Editor’s note: It’s no secret. The Telluride region is dog heaven. Well, pet heaven. Unless you are one of our furry friends who gets caught in the maw of neglect and abuse. Then heaven is on hold until Second Chance Humane Society comes to the rescue. Second Chance is the region’s nonprofit dedicated to saving animals’ lives and promoting responsible pet parenting and human-animal bond. In her weekly blog, executive director Kelly Goodin profiles at least one, generally two of the many animals now living at the no-kill shelter, Angel Ridge Shelter, a dog and a cat, hoping to find them loving permanent homes. The column is sponsored by Ted Hoff of Cottonwood Ranch & Kennel, who from time to time exercises his skills as a dog whisperer, partnering with Kelly and her staff to help train a particularly challenging animal.

Ted Hoff with Cabella & Wilbur

By the by, there is no better place to park your pup or get your pup (or adult dog) trained than Cottonwood whenever you head out of town (for locals) or are heading to town and staying somewhere that does not allow pets. Consider joining Ted’s Very Important Dog (VID) Club for added benies. (Details on Ted’s website.)

Second Chance Humane Society Animal Resource Center and Thrift Shop are both located in Ridgway, but service San Miguel, Ouray & Montrose Counties. Call the SCHS Helpline at 626-2273 to report a lost pet, learn about adopting a homeless pet, or about the SCHS Spay/Neuter, Volunteer, Feral Cat, or other Programs. View the shelter pets and services online: www.adoptmountainpets.org

Vetting the Vet: Dr. Michelle Dally, DVM, J.D. is Medical Director of Second Chance Humane Society. She also has a private practice, Dally Veterinary Medicine, 333 S. Elizabeth Street, Ridgway, Colorado.
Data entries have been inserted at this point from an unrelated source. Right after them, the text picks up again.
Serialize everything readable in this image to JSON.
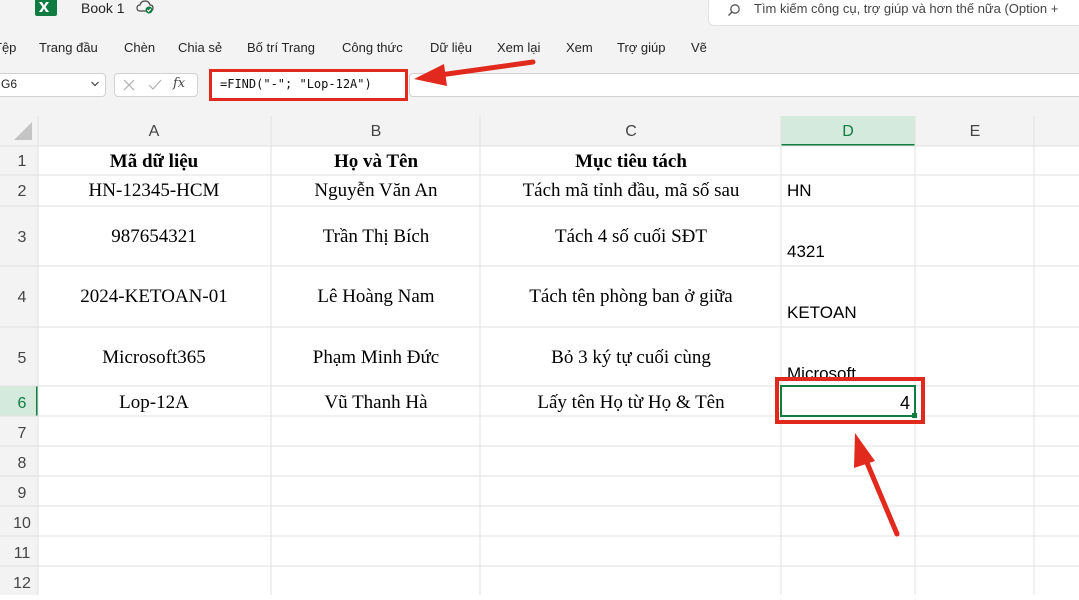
{
  "titlebar": {
    "app_icon": "excel-icon",
    "book_title": "Book 1",
    "sync_icon": "cloud-check-icon",
    "search_placeholder": "Tìm kiếm công cụ, trợ giúp và hơn thế nữa (Option +"
  },
  "ribbon": {
    "tabs": [
      "Tệp",
      "Trang đầu",
      "Chèn",
      "Chia sẻ",
      "Bố trí Trang",
      "Công thức",
      "Dữ liệu",
      "Xem lại",
      "Xem",
      "Trợ giúp",
      "Vẽ"
    ]
  },
  "formula_bar": {
    "name_box": "G6",
    "formula": "=FIND(\"-\"; \"Lop-12A\")"
  },
  "sheet": {
    "columns": [
      "A",
      "B",
      "C",
      "D",
      "E"
    ],
    "selected_column": "D",
    "selected_row": "6",
    "row_numbers": [
      "1",
      "2",
      "3",
      "4",
      "5",
      "6",
      "7",
      "8",
      "9",
      "10",
      "11",
      "12"
    ],
    "header_row": {
      "a": "Mã dữ liệu",
      "b": "Họ và Tên",
      "c": "Mục tiêu tách",
      "d": ""
    },
    "rows": [
      {
        "a": "HN-12345-HCM",
        "b": "Nguyễn Văn An",
        "c": "Tách mã tỉnh đầu, mã số sau",
        "d": "HN"
      },
      {
        "a": "987654321",
        "b": "Trần Thị Bích",
        "c": "Tách 4 số cuối SĐT",
        "d": "4321"
      },
      {
        "a": "2024-KETOAN-01",
        "b": "Lê Hoàng Nam",
        "c": "Tách tên phòng ban ở giữa",
        "d": "KETOAN"
      },
      {
        "a": "Microsoft365",
        "b": "Phạm Minh Đức",
        "c": "Bỏ 3 ký tự cuối cùng",
        "d": "Microsoft"
      },
      {
        "a": "Lop-12A",
        "b": "Vũ Thanh Hà",
        "c": "Lấy tên Họ từ Họ & Tên",
        "d": "4"
      }
    ]
  },
  "colors": {
    "annotation_red": "#e1291d",
    "selection_green": "#107c41"
  }
}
Her service area is  San Miguel Mesas, Placerville, Ridgway, Ouray, and Montrose. For more on Dr. Dally, go here.

Michelle & Wallowby

Sharing is Caring!Pin on PinterestTweet about this on TwitterShare on Google+Share on FacebookEmail this to someoneShare on LinkedIn
The following two tabs change content below.

Kelly Goodin

Latest posts by Kelly Goodin (see all)

Leave a Reply